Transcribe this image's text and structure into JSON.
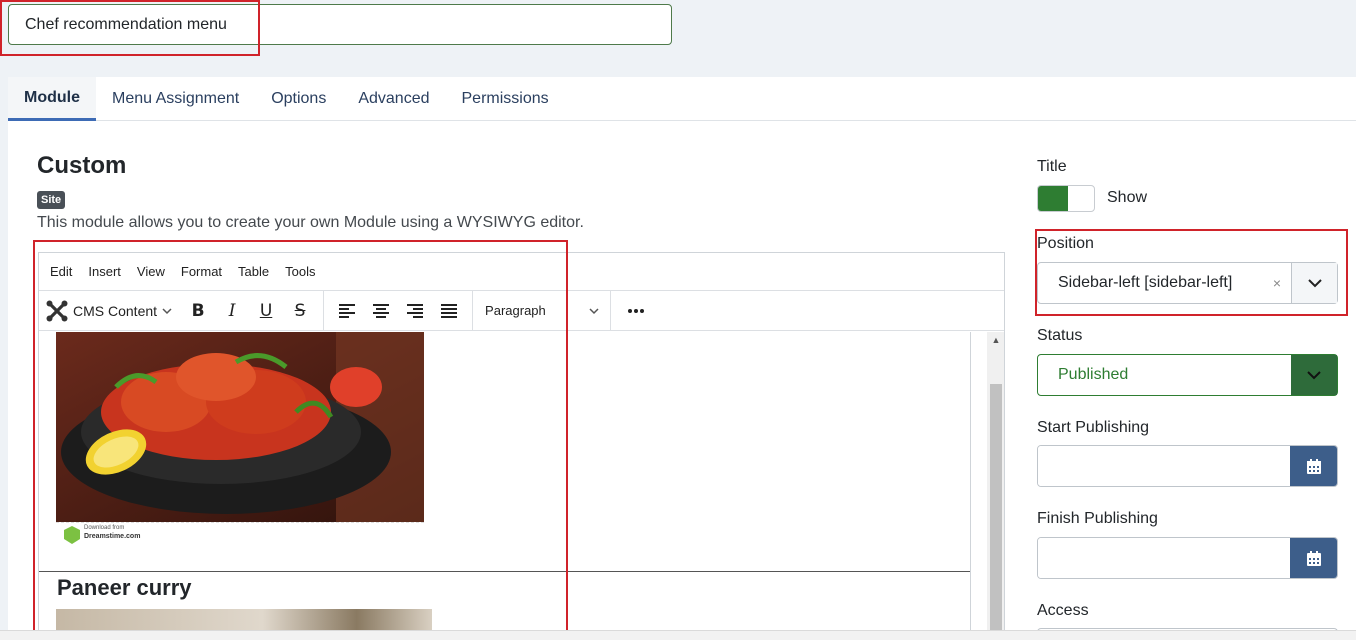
{
  "module_title": "Chef recommendation menu",
  "tabs": [
    {
      "label": "Module"
    },
    {
      "label": "Menu Assignment"
    },
    {
      "label": "Options"
    },
    {
      "label": "Advanced"
    },
    {
      "label": "Permissions"
    }
  ],
  "module": {
    "name": "Custom",
    "badge": "Site",
    "description": "This module allows you to create your own Module using a WYSIWYG editor."
  },
  "editor": {
    "menu": [
      "Edit",
      "Insert",
      "View",
      "Format",
      "Table",
      "Tools"
    ],
    "cms_content_label": "CMS Content",
    "format_select": "Paragraph",
    "content": {
      "dish_heading": "Paneer curry",
      "image_credit": "Download from",
      "image_site": "Dreamstime.com"
    }
  },
  "sidebar": {
    "title_label": "Title",
    "title_toggle": "Show",
    "position_label": "Position",
    "position_value": "Sidebar-left [sidebar-left]",
    "status_label": "Status",
    "status_value": "Published",
    "start_label": "Start Publishing",
    "finish_label": "Finish Publishing",
    "access_label": "Access"
  },
  "colors": {
    "accent_blue": "#3d5e8a",
    "published_green": "#2e7d32",
    "highlight_red": "#d0232a"
  }
}
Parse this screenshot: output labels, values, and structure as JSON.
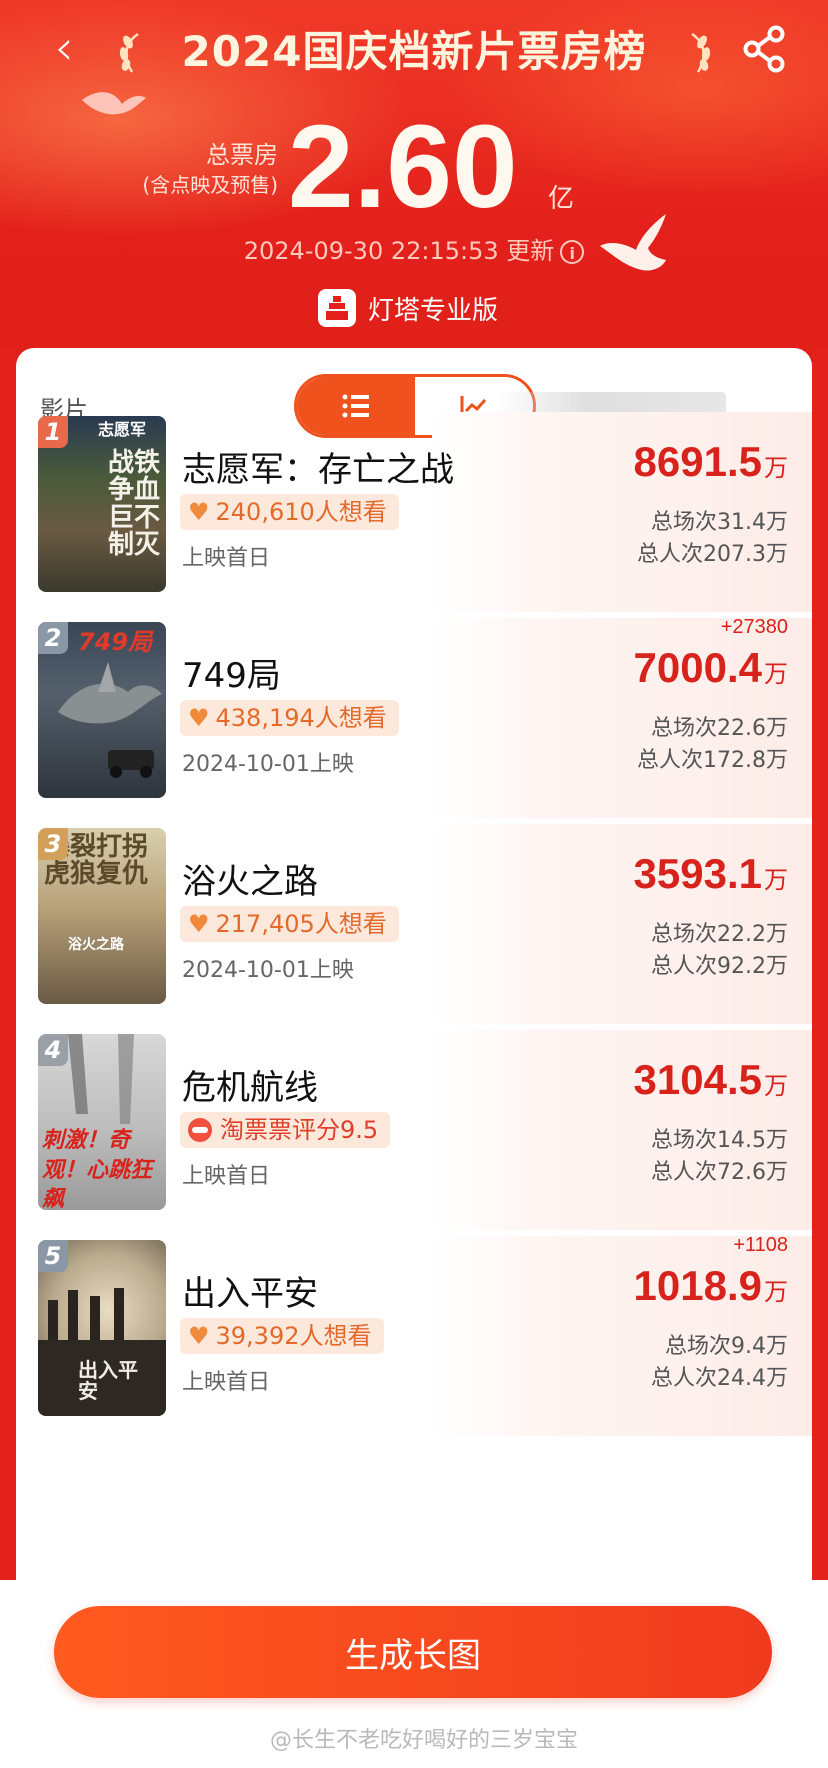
{
  "header": {
    "title": "2024国庆档新片票房榜",
    "back_glyph": "‹",
    "total_label_line1": "总票房",
    "total_label_line2": "(含点映及预售)",
    "total_value": "2.60",
    "total_unit": "亿",
    "update_time": "2024-09-30 22:15:53 更新",
    "info_glyph": "i",
    "brand": "灯塔专业版",
    "colors": {
      "hero_red": "#e3201b",
      "title_cream": "#fff4de"
    }
  },
  "list_header": {
    "column_label": "影片"
  },
  "films": [
    {
      "rank": "1",
      "title": "志愿军：存亡之战",
      "tag": "240,610人想看",
      "tag_icon": "heart-icon",
      "release": "上映首日",
      "delta": "",
      "gross": "8691.5",
      "gross_unit": "万",
      "shows": "总场次31.4万",
      "admissions": "总人次207.3万",
      "poster_text": "战铁争血巨不制灭",
      "poster_header": "志愿军"
    },
    {
      "rank": "2",
      "title": "749局",
      "tag": "438,194人想看",
      "tag_icon": "heart-icon",
      "release": "2024-10-01上映",
      "delta": "+27380",
      "gross": "7000.4",
      "gross_unit": "万",
      "shows": "总场次22.6万",
      "admissions": "总人次172.8万",
      "poster_header": "749局"
    },
    {
      "rank": "3",
      "title": "浴火之路",
      "tag": "217,405人想看",
      "tag_icon": "heart-icon",
      "release": "2024-10-01上映",
      "delta": "",
      "gross": "3593.1",
      "gross_unit": "万",
      "shows": "总场次22.2万",
      "admissions": "总人次92.2万",
      "poster_header": "爆裂打拐虎狼复仇",
      "poster_sub": "浴火之路"
    },
    {
      "rank": "4",
      "title": "危机航线",
      "tag": "淘票票评分9.5",
      "tag_icon": "taopiaopiao-icon",
      "release": "上映首日",
      "delta": "",
      "gross": "3104.5",
      "gross_unit": "万",
      "shows": "总场次14.5万",
      "admissions": "总人次72.6万",
      "poster_text": "刺激！奇观！心跳狂飙"
    },
    {
      "rank": "5",
      "title": "出入平安",
      "tag": "39,392人想看",
      "tag_icon": "heart-icon",
      "release": "上映首日",
      "delta": "+1108",
      "gross": "1018.9",
      "gross_unit": "万",
      "shows": "总场次9.4万",
      "admissions": "总人次24.4万",
      "poster_sub": "出入平安"
    }
  ],
  "bottom": {
    "generate_button": "生成长图",
    "watermark": "@长生不老吃好喝好的三岁宝宝"
  }
}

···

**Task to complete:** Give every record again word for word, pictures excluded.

**Response area:**
Transcribe this image's text and structure into JSON.
{
  "module_title": "Chef recommendation menu",
  "tabs": [
    {
      "label": "Module"
    },
    {
      "label": "Menu Assignment"
    },
    {
      "label": "Options"
    },
    {
      "label": "Advanced"
    },
    {
      "label": "Permissions"
    }
  ],
  "module": {
    "name": "Custom",
    "badge": "Site",
    "description": "This module allows you to create your own Module using a WYSIWYG editor."
  },
  "editor": {
    "menu": [
      "Edit",
      "Insert",
      "View",
      "Format",
      "Table",
      "Tools"
    ],
    "cms_content_label": "CMS Content",
    "format_select": "Paragraph",
    "content": {
      "dish_heading": "Paneer curry",
      "image_credit": "Download from",
      "image_site": "Dreamstime.com"
    }
  },
  "sidebar": {
    "title_label": "Title",
    "title_toggle": "Show",
    "position_label": "Position",
    "position_value": "Sidebar-left [sidebar-left]",
    "status_label": "Status",
    "status_value": "Published",
    "start_label": "Start Publishing",
    "finish_label": "Finish Publishing",
    "access_label": "Access"
  },
  "colors": {
    "accent_blue": "#3d5e8a",
    "published_green": "#2e7d32",
    "highlight_red": "#d0232a"
  }
}
Parse this screenshot: output labels, values, and structure as JSON.
{
  "header": {
    "title": "2024国庆档新片票房榜",
    "back_glyph": "‹",
    "total_label_line1": "总票房",
    "total_label_line2": "(含点映及预售)",
    "total_value": "2.60",
    "total_unit": "亿",
    "update_time": "2024-09-30 22:15:53 更新",
    "info_glyph": "i",
    "brand": "灯塔专业版",
    "colors": {
      "hero_red": "#e3201b",
      "title_cream": "#fff4de"
    }
  },
  "list_header": {
    "column_label": "影片"
  },
  "films": [
    {
      "rank": "1",
      "title": "志愿军：存亡之战",
      "tag": "240,610人想看",
      "tag_icon": "heart-icon",
      "release": "上映首日",
      "delta": "",
      "gross": "8691.5",
      "gross_unit": "万",
      "shows": "总场次31.4万",
      "admissions": "总人次207.3万",
      "poster_text": "战铁争血巨不制灭",
      "poster_header": "志愿军"
    },
    {
      "rank": "2",
      "title": "749局",
      "tag": "438,194人想看",
      "tag_icon": "heart-icon",
      "release": "2024-10-01上映",
      "delta": "+27380",
      "gross": "7000.4",
      "gross_unit": "万",
      "shows": "总场次22.6万",
      "admissions": "总人次172.8万",
      "poster_header": "749局"
    },
    {
      "rank": "3",
      "title": "浴火之路",
      "tag": "217,405人想看",
      "tag_icon": "heart-icon",
      "release": "2024-10-01上映",
      "delta": "",
      "gross": "3593.1",
      "gross_unit": "万",
      "shows": "总场次22.2万",
      "admissions": "总人次92.2万",
      "poster_header": "爆裂打拐虎狼复仇",
      "poster_sub": "浴火之路"
    },
    {
      "rank": "4",
      "title": "危机航线",
      "tag": "淘票票评分9.5",
      "tag_icon": "taopiaopiao-icon",
      "release": "上映首日",
      "delta": "",
      "gross": "3104.5",
      "gross_unit": "万",
      "shows": "总场次14.5万",
      "admissions": "总人次72.6万",
      "poster_text": "刺激！奇观！心跳狂飙"
    },
    {
      "rank": "5",
      "title": "出入平安",
      "tag": "39,392人想看",
      "tag_icon": "heart-icon",
      "release": "上映首日",
      "delta": "+1108",
      "gross": "1018.9",
      "gross_unit": "万",
      "shows": "总场次9.4万",
      "admissions": "总人次24.4万",
      "poster_sub": "出入平安"
    }
  ],
  "bottom": {
    "generate_button": "生成长图",
    "watermark": "@长生不老吃好喝好的三岁宝宝"
  }
}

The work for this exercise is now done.